* Data for analysis *
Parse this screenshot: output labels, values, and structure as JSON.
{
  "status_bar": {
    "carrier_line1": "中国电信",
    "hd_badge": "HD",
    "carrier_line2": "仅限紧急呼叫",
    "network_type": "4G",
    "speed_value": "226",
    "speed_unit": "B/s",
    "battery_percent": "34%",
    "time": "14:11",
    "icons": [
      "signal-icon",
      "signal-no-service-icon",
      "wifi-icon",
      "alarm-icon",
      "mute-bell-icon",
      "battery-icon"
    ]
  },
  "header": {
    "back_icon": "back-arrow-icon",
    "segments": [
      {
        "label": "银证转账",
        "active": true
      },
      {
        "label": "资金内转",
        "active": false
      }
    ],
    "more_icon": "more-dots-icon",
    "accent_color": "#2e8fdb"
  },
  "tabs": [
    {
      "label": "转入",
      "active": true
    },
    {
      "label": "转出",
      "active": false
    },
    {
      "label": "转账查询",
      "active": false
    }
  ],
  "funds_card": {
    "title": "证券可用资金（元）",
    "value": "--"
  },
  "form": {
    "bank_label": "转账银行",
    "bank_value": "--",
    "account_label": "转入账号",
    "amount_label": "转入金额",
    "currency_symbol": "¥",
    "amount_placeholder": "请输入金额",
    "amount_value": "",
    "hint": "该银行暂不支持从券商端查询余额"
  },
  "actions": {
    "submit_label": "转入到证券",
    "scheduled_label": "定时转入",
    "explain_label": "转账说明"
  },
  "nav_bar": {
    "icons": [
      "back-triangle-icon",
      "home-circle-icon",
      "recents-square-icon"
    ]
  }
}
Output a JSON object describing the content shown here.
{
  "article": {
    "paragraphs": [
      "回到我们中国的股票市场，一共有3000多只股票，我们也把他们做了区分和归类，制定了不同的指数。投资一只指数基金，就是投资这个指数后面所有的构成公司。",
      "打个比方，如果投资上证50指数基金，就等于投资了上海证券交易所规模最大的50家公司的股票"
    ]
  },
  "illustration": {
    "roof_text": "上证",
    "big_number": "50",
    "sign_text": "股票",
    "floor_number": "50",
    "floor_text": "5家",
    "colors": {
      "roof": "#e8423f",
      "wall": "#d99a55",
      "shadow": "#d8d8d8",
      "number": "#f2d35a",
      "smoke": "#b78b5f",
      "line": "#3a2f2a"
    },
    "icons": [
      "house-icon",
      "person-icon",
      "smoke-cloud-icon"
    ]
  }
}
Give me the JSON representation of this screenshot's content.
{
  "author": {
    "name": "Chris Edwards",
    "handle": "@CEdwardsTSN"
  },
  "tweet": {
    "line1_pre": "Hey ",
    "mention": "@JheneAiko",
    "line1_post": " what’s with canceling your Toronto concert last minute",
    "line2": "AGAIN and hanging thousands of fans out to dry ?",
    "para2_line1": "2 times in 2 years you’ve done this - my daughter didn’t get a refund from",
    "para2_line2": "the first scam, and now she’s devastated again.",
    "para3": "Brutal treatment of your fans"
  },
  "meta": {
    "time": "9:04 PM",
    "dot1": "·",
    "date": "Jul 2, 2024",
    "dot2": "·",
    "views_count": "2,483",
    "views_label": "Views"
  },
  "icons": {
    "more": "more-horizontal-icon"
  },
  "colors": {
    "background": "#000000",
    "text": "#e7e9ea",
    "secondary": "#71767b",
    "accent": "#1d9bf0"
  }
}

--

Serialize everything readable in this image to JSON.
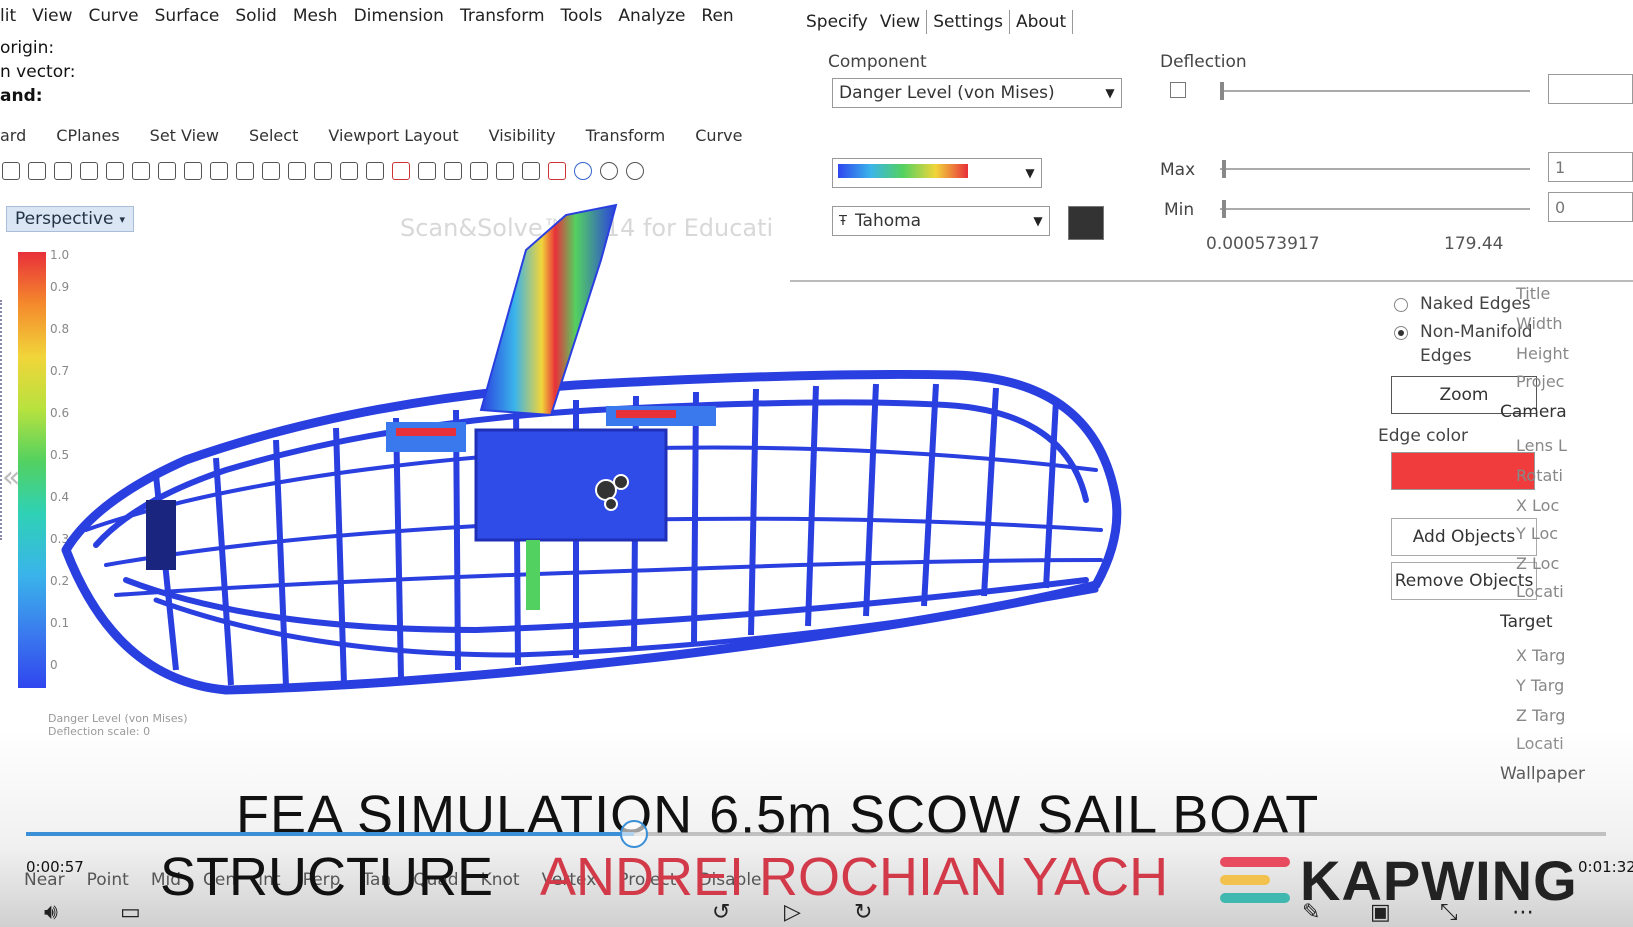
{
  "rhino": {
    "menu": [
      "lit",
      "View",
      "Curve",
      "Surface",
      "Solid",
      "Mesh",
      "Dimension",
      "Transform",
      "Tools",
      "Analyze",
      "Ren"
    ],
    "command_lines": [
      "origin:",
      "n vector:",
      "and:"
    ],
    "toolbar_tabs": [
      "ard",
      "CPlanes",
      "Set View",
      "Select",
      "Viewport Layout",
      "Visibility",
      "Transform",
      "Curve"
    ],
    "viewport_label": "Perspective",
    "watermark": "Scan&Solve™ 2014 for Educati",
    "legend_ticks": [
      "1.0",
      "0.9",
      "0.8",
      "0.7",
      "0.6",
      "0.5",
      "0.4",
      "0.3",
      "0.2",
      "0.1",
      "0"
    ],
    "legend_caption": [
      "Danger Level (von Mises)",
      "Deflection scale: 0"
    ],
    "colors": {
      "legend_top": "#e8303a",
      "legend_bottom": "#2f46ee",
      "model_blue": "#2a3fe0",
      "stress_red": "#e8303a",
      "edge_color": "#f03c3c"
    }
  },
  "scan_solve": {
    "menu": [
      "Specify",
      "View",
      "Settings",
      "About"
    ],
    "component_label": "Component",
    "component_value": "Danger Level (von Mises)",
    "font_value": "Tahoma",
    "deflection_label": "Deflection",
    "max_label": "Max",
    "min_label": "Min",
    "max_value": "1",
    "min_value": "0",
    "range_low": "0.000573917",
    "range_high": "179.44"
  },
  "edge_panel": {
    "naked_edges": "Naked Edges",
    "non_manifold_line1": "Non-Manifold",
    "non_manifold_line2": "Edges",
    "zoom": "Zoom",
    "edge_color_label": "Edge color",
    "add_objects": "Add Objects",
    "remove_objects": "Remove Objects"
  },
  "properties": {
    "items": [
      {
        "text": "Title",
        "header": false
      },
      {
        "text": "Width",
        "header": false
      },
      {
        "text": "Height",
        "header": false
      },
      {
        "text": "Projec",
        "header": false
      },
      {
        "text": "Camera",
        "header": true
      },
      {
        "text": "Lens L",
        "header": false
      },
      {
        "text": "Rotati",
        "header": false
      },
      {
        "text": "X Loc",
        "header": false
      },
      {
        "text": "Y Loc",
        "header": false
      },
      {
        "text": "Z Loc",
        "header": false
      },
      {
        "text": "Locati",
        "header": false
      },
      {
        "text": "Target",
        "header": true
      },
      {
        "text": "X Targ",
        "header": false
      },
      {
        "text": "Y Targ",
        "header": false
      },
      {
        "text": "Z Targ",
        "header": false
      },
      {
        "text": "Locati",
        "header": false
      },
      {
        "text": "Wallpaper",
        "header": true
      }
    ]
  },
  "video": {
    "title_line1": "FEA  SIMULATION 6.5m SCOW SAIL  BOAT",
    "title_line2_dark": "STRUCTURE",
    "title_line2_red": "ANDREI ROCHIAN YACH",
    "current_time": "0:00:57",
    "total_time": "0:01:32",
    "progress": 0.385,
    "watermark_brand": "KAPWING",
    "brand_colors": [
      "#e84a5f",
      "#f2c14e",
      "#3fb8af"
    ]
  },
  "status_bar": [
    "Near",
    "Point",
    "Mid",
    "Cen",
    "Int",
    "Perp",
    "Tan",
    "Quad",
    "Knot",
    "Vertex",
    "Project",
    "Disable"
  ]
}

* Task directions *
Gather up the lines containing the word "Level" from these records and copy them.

* Reply to the task *
      "Danger Level (von Mises)",
    "component_value": "Danger Level (von Mises)",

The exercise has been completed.